INDIAN WELLS, CALIF. Once upon a time -- all of three years ago -- the American financial services industry was dead certain that Europes bancassurance business model was about to become the next big thing.
But those days are gone.
At the Financial Institutions Insurance Associations spring conference here, attendees made clear how much the outlook has changed since 1998 when Travelers Group announced its intention to buy Citicorp and create Citigroup Inc.
Indeed, long-time bancassurance experts on hand for the conference say they have so much ratcheted down their expectations that they now believe the main opportunity for insurance products in the banking channel is none other than the stock market downturn.
No other bank or insurer followed its lead, said Robert P. Hartwig, vice president and chief economist at the Insurance Information Institute in New York. We thought it was going to be Temptation Island all those banks out there with those sexy insurance companies. But most of the merger and acquisition activity that took place has been between banks and insurance agencies, and there hasnt been that much there.
Mr. Hartwig blamed insurers low returns on equity, as well as regulatory uncertainty. Why marry someone that would bring down your ROE? he asked.
Fred C. Dent Jr., chairman of the Financial Management Services consulting firm in Baton Rouge, La., said that because insurance hedges against loss, it has historically benefited from stock market uncertainty.
In this he agreed with heads of bank insurance sales at several large banks and insurers, several of whom noted that banks are using the market downturn as a reason to expand in insurance, because it generates fee income. Both banks and insurers are in the business of selling money, Mr. Dent said. Theyre motivated by fee income.
But whether banks that have dragged their heels can get into bancassurance fast enough to capitalize on current conditions is another matter.
Now, with the market changing, those banks that held back from getting into insurance want it immediately, said Karen E. Davis, vice president of insurance at the Missouri Bankers Association. Banks are losing their deposit dollars, because all their clients brokers are telling them this market is a buying opportunity.
Even with the market retrenchment, there is plenty of insurance business for banks, conference attendees said.
One opportunity, Mr. Dent said, is health insurance. He pointed out that 55% of small businesses lack it and premiums are going up.
Mr. Hartwig cited auto and homeowners insurance.

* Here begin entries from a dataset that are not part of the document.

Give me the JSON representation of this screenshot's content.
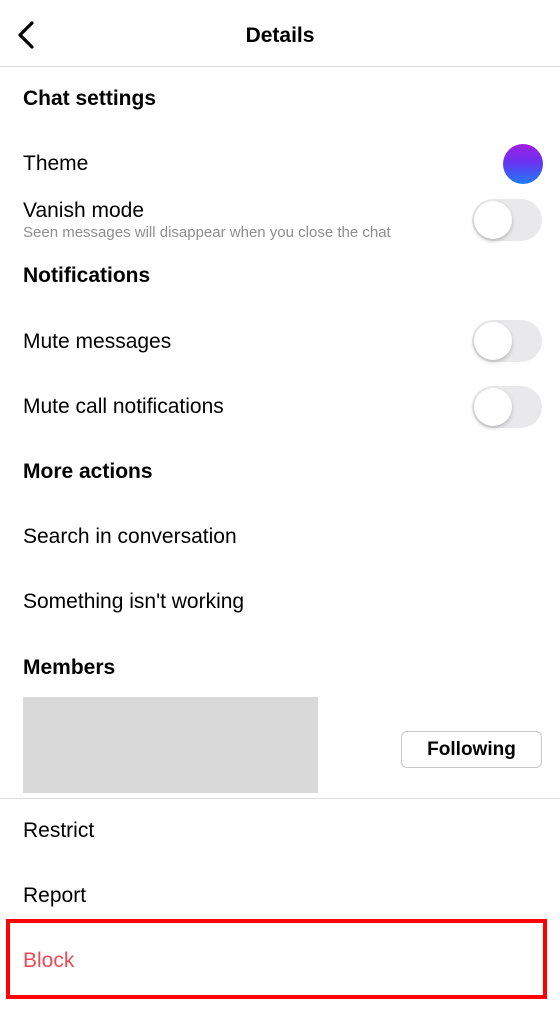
{
  "header": {
    "title": "Details"
  },
  "chat_settings": {
    "heading": "Chat settings",
    "theme_label": "Theme",
    "vanish_label": "Vanish mode",
    "vanish_sub": "Seen messages will disappear when you close the chat",
    "vanish_on": false
  },
  "notifications": {
    "heading": "Notifications",
    "mute_messages": "Mute messages",
    "mute_messages_on": false,
    "mute_calls": "Mute call notifications",
    "mute_calls_on": false
  },
  "more_actions": {
    "heading": "More actions",
    "search": "Search in conversation",
    "broken": "Something isn't working"
  },
  "members": {
    "heading": "Members",
    "following_label": "Following"
  },
  "bottom": {
    "restrict": "Restrict",
    "report": "Report",
    "block": "Block"
  },
  "colors": {
    "accent_red": "#ed4956",
    "highlight_box": "#ff0000",
    "toggle_off": "#e9e9eb"
  }
}
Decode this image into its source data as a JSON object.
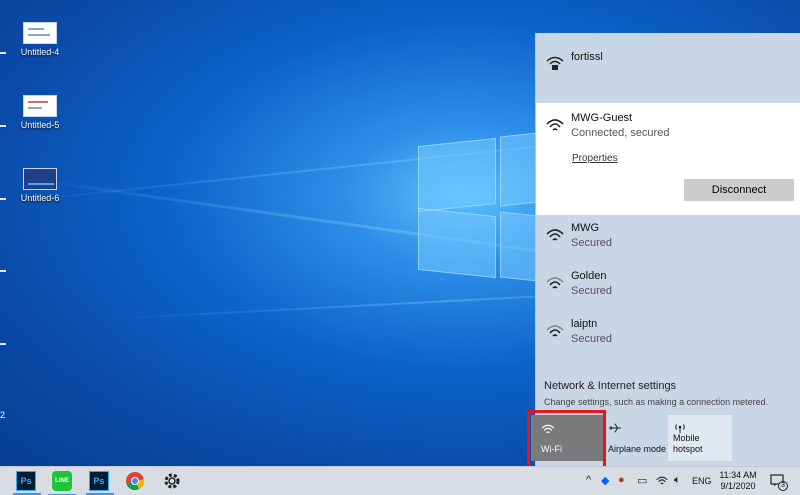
{
  "desktop": {
    "icons": [
      {
        "label": "Untitled-4"
      },
      {
        "label": "Untitled-5"
      },
      {
        "label": "Untitled-6"
      }
    ],
    "edge_label": "2"
  },
  "network_flyout": {
    "top_network": {
      "name": "fortissl"
    },
    "connected_network": {
      "name": "MWG-Guest",
      "status": "Connected, secured",
      "properties_label": "Properties",
      "disconnect_label": "Disconnect"
    },
    "networks": [
      {
        "name": "MWG",
        "status": "Secured"
      },
      {
        "name": "Golden",
        "status": "Secured"
      },
      {
        "name": "laiptn",
        "status": "Secured"
      }
    ],
    "settings_title": "Network & Internet settings",
    "settings_subtitle": "Change settings, such as making a connection metered.",
    "quick_actions": [
      {
        "label": "Wi-Fi",
        "icon": "wifi-icon",
        "active": true
      },
      {
        "label": "Airplane mode",
        "icon": "airplane-icon"
      },
      {
        "label": "Mobile hotspot",
        "icon": "hotspot-icon"
      }
    ]
  },
  "taskbar": {
    "apps": [
      {
        "name": "Photoshop",
        "icon_text": "Ps"
      },
      {
        "name": "LINE",
        "icon_text": "LINE"
      },
      {
        "name": "Photoshop",
        "icon_text": "Ps"
      },
      {
        "name": "Chrome"
      },
      {
        "name": "Settings"
      }
    ],
    "tray": {
      "language": "ENG",
      "time": "11:34 AM",
      "date": "9/1/2020",
      "notification_count": "3"
    }
  },
  "colors": {
    "flyout_bg": "#c9d6e6",
    "wifi_tile_active": "#7a7a7a",
    "highlight": "#e8141c",
    "taskbar_bg": "#d8dde3"
  }
}
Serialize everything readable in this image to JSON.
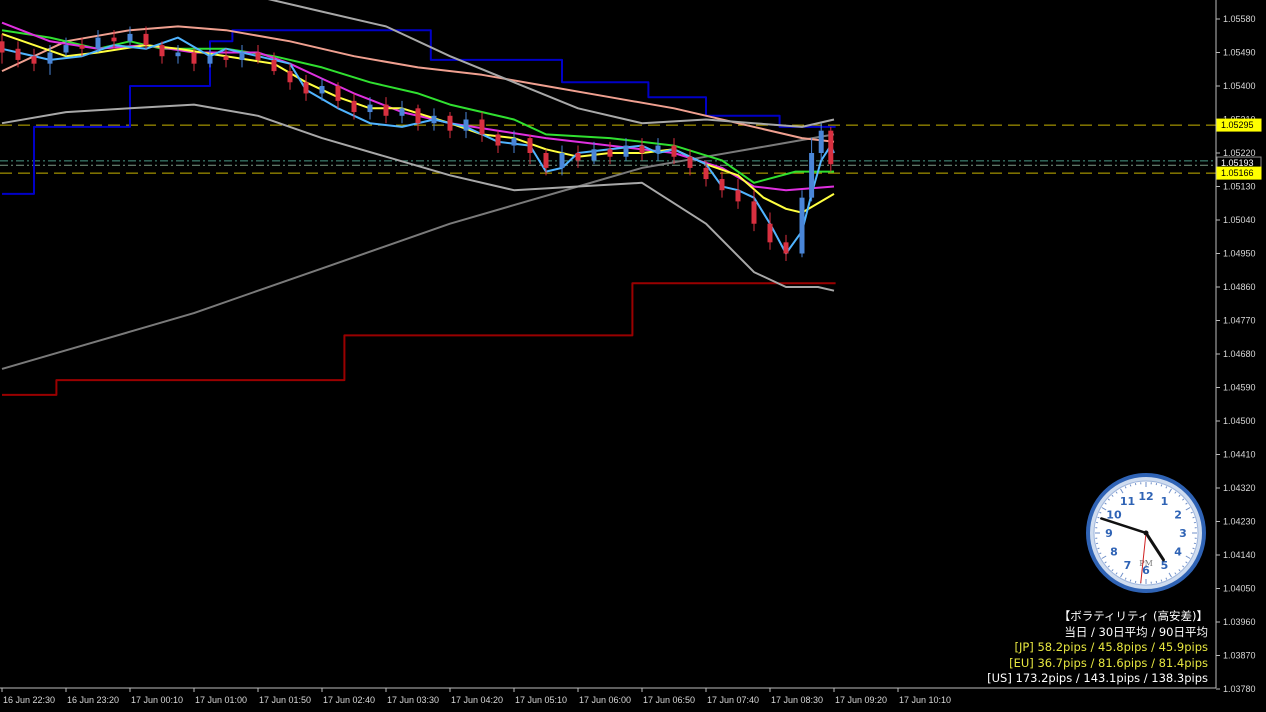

This year auto sales and housing starts are both expected to be at the third-highest levels ever, he said. Cars are still being sold and houses built luxury homes at that and both will need to be insured.
Felice L. Larmer, president and chief executive officer of FirstMerit Investment Services, a unit of the FirstMerit Corp. bank holding company in Akron, Ohio, said that Gramm-Leach-Bliley has ironically made it harder for banks to sell insurance.
The bill has added privacy and disclosure issues to the mix issues that werent there before, she said.
Robert K. Gallmann Jr., president of the National Institute of Financial Services, said that this is a telling period for banks serious about their insurance business. Mr. Gallmann, whose bank consulting and outsourcing firm is based in Harrisburg, Pa., distinguished between banks that are in it because their customers demanded it and those with merely a passive interest who came in because their competition was offering insurance.
Matt Essieh, the president and CEO of EAI Information Systems, a Beaverton, Ore., provider of back-office bank insurance technology, said banks know they must find and provide products from insurance to annuities to mutual funds that cover all of a clients financial needs.
Getting there is the challenge, Mr. Essieh said. Technology is making it easier for banks to get into selling insurance, he said, but someone has to lead them, to bring them along."